━━━ Dataset content
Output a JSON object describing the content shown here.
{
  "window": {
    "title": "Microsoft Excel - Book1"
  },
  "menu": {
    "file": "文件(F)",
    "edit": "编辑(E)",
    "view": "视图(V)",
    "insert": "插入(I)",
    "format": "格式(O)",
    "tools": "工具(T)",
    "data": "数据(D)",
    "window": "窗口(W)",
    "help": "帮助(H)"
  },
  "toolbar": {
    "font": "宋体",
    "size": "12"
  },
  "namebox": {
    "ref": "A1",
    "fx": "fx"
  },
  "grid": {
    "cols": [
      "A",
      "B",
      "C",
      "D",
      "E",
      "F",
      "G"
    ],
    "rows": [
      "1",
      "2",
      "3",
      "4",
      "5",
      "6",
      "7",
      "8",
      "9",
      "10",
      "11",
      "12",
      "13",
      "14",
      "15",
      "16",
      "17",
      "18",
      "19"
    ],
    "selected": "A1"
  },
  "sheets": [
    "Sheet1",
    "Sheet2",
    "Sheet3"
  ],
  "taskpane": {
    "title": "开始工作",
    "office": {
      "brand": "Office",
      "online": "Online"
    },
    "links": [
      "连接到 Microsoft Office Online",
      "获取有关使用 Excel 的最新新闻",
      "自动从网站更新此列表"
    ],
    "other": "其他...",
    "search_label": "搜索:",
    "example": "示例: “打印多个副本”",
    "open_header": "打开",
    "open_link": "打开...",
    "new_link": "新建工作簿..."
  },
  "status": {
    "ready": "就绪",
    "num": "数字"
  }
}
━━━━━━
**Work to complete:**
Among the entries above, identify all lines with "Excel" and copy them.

**Exercise response:**
    "title": "Microsoft Excel - Book1"
      "获取有关使用 Excel 的最新新闻",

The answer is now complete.